For these reasons and with other sore events emerged by wars, we all have to be conscious in join protection of national and international heritage to preserve cultural values and human civilization as well as to promote pride for our next generations.
For the protection of cultural and natural protection, Cambodia has previously been signatory party of many international conventions such as “the 1954 Hague Convention”, “the 1970 UNESCO Convention” and “the 1972 UNESCO Convention on Cultural and Natural Heritage Protection”. Cambodia is preparing the adoption of some other international conventions such as “International Convention to Safeguard Intangible Cultural Heritage” and “Convention for the Protection of the Underwater Cultural Heritage”.
To date, national heritage area of Angkor has been official included in world cultural heritage. We continue to study the possibility and evaluate quality of other natural areas to be included in reserve list of world natural heritage. In this sense, our efforts are not only to protect and preserve cultural heritage but the protection and preservation must be extended to natural heritage as well. This shows active contribution in protecting natural environment which is the main factor for sustainable economic development.
As I have mentioned above and according to newest statistical evidence, Cambodia has many cultural heritages including more than 2,000 temples, for which the Ministry of Culture and Fine Arts has closely cooperated with the Ministry of Environment and other line ministries and with support from international community to preserve, protect and develop these sites to a higher level.
Previously, Cambodia has studied protocols of conventions on world heritage and we understand the importance of these international laws and regulations. We then adopted these protocols on the 04th of April 1962. Indeed, Cambodian cultural heritage comprises inestimable value in which Angkor Temples are the marvellous wonders representing prosperous culture of Cambodia. We can surely say that by implementing the 1954 Hague Convention, these heritages could partly be saved from the destruction caused by historical change from 1970. Moreover, within this convention framework, much of national cultural properties in “Angkor Conservation” in 1970 were carefully packed and preserved in National Museum in Phnom Penh until now. In this workshop, we also have the honour to have one official from the Ministry of Culture and Fine Arts who was involved in that process of packaging and transferring those cultural properties to be preserved in Phnom Penh, as it was mentioned before in this workshop.
It is undeniable that Cambodia has gained tremendous benefits from conventions for cultural and natural heritage protection and from the implementation of international humanitarian laws. In this sense, the Ministry of Culture and Fine Arts is preparing the second protocol of the 1999 Hague Convention for adoption by the Royal Government. Cambodia is fully committed to boosting the adoption of the 1954 Hague Convention and other two protocols by other Asia-pacific countries as well as contributing all of our efforts to promote cultural property protection in the event of armed conflict as well as in time of peace among people and leaders in the region.

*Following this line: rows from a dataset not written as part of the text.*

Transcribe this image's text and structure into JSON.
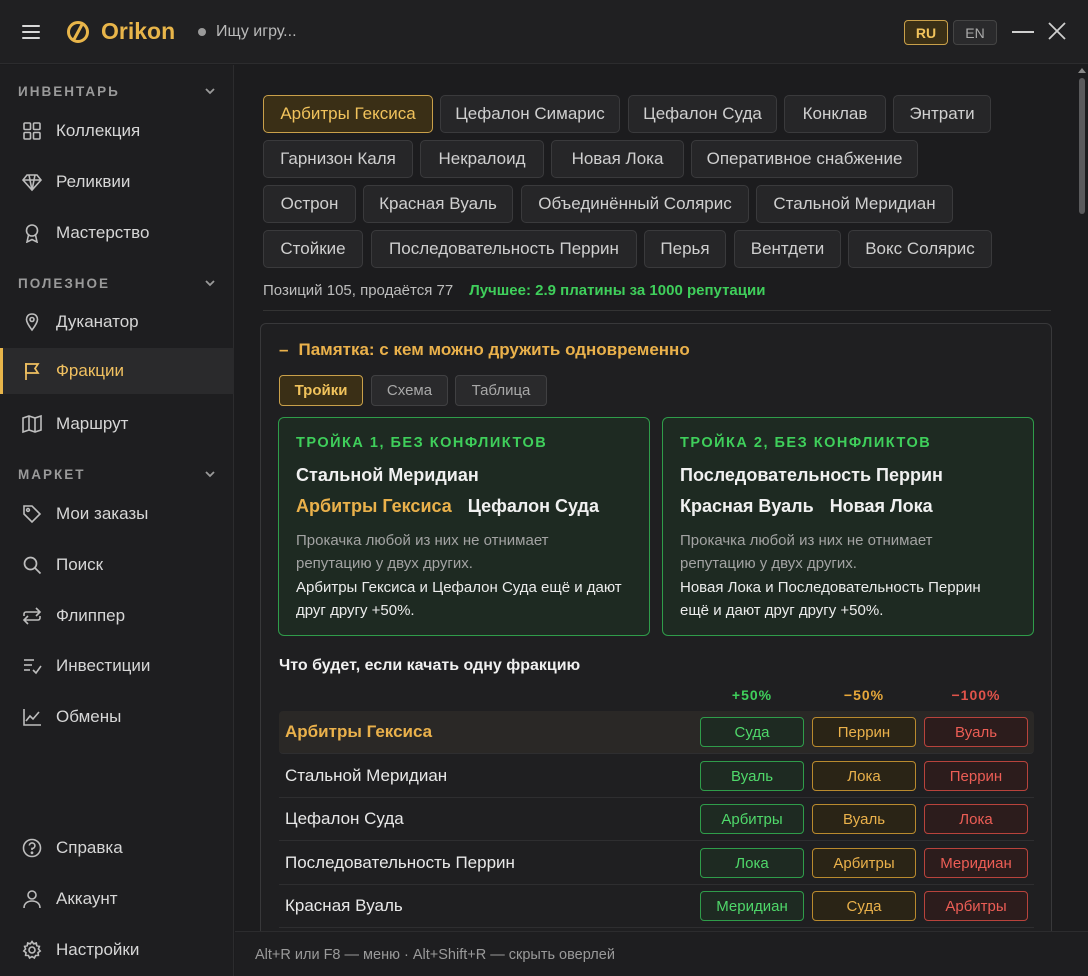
{
  "app": {
    "brand": "Orikon",
    "search_placeholder": "Ищу игру..."
  },
  "lang": {
    "ru": "RU",
    "en": "EN"
  },
  "sidebar": {
    "sections": [
      {
        "label": "ИНВЕНТАРЬ"
      },
      {
        "label": "ПОЛЕЗНОЕ"
      },
      {
        "label": "МАРКЕТ"
      }
    ],
    "items": [
      {
        "label": "Коллекция",
        "icon": "grid-icon"
      },
      {
        "label": "Реликвии",
        "icon": "diamond-icon"
      },
      {
        "label": "Мастерство",
        "icon": "medal-icon"
      },
      {
        "label": "Дуканатор",
        "icon": "pin-icon"
      },
      {
        "label": "Фракции",
        "icon": "flag-icon",
        "active": true
      },
      {
        "label": "Маршрут",
        "icon": "map-icon"
      },
      {
        "label": "Мои заказы",
        "icon": "tag-icon"
      },
      {
        "label": "Поиск",
        "icon": "search-icon"
      },
      {
        "label": "Флиппер",
        "icon": "swap-icon"
      },
      {
        "label": "Инвестиции",
        "icon": "list-check-icon"
      },
      {
        "label": "Обмены",
        "icon": "chart-icon"
      }
    ],
    "bottom": [
      {
        "label": "Справка",
        "icon": "help-icon"
      },
      {
        "label": "Аккаунт",
        "icon": "user-icon"
      },
      {
        "label": "Настройки",
        "icon": "gear-icon"
      }
    ]
  },
  "factions": [
    "Арбитры Гексиса",
    "Цефалон Симарис",
    "Цефалон Суда",
    "Конклав",
    "Энтрати",
    "Гарнизон Каля",
    "Некралоид",
    "Новая Лока",
    "Оперативное снабжение",
    "Острон",
    "Красная Вуаль",
    "Объединённый Солярис",
    "Стальной Меридиан",
    "Стойкие",
    "Последовательность Перрин",
    "Перья",
    "Вентдети",
    "Вокс Солярис"
  ],
  "stats": {
    "summary": "Позиций 105, продаётся 77",
    "best": "Лучшее: 2.9 платины за 1000 репутации"
  },
  "memo": {
    "title": "Памятка: с кем можно дружить одновременно",
    "collapse": "–",
    "tabs": [
      "Тройки",
      "Схема",
      "Таблица"
    ],
    "cards": [
      {
        "title": "ТРОЙКА 1, БЕЗ КОНФЛИКТОВ",
        "line1": "Стальной Меридиан",
        "line2a": "Арбитры Гексиса",
        "line2b": "Цефалон Суда",
        "desc": "Прокачка любой из них не отнимает репутацию у двух других.",
        "bonus": "Арбитры Гексиса и Цефалон Суда ещё и дают друг другу +50%."
      },
      {
        "title": "ТРОЙКА 2, БЕЗ КОНФЛИКТОВ",
        "line1": "Последовательность Перрин",
        "line2a": "Красная Вуаль",
        "line2b": "Новая Лока",
        "desc": "Прокачка любой из них не отнимает репутацию у двух других.",
        "bonus": "Новая Лока и Последовательность Перрин ещё и дают друг другу +50%."
      }
    ],
    "effects_title": "Что будет, если качать одну фракцию",
    "columns": [
      "+50%",
      "−50%",
      "−100%"
    ],
    "rows": [
      {
        "name": "Арбитры Гексиса",
        "plus": "Суда",
        "minus": "Перрин",
        "zero": "Вуаль"
      },
      {
        "name": "Стальной Меридиан",
        "plus": "Вуаль",
        "minus": "Лока",
        "zero": "Перрин"
      },
      {
        "name": "Цефалон Суда",
        "plus": "Арбитры",
        "minus": "Вуаль",
        "zero": "Лока"
      },
      {
        "name": "Последовательность Перрин",
        "plus": "Лока",
        "minus": "Арбитры",
        "zero": "Меридиан"
      },
      {
        "name": "Красная Вуаль",
        "plus": "Меридиан",
        "minus": "Суда",
        "zero": "Арбитры"
      }
    ]
  },
  "footer": {
    "hint": "Alt+R или F8 — меню · Alt+Shift+R — скрыть оверлей"
  }
}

In closing, on behalf of the Royal Government and myself, I thank all national and international guests for your presence and attention. I also wish you all Your Royal Highnesses, Excellencies, Ladies and Gentlemen, distinguished guests, all the best for the New Year 2005. I am strongly convinced that we will jointly exert our efforts in securing peace and cultural and natural property preservation of the world for ever lasting. Once again, I thank for your attention and may I declare the closing of the workshop.